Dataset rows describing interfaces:
● ● ●
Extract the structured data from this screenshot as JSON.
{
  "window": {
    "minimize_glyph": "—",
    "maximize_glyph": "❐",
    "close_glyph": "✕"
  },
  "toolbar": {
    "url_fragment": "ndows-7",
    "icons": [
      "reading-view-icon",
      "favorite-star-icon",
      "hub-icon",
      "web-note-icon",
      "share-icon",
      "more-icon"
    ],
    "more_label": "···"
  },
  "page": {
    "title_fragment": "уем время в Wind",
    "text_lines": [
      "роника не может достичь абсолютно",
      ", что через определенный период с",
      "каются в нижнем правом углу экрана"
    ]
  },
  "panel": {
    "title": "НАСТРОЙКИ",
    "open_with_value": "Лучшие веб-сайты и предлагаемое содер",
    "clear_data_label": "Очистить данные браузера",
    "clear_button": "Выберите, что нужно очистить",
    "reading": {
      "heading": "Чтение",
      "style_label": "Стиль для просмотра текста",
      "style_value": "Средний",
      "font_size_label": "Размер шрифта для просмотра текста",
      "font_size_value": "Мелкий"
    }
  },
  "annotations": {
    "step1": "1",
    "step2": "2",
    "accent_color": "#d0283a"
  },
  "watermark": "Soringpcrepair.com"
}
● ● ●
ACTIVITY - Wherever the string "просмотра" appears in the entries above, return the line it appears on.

RESPONSE TO THIS EXERCISE -
      "style_label": "Стиль для просмотра текста",
      "font_size_label": "Размер шрифта для просмотра текста",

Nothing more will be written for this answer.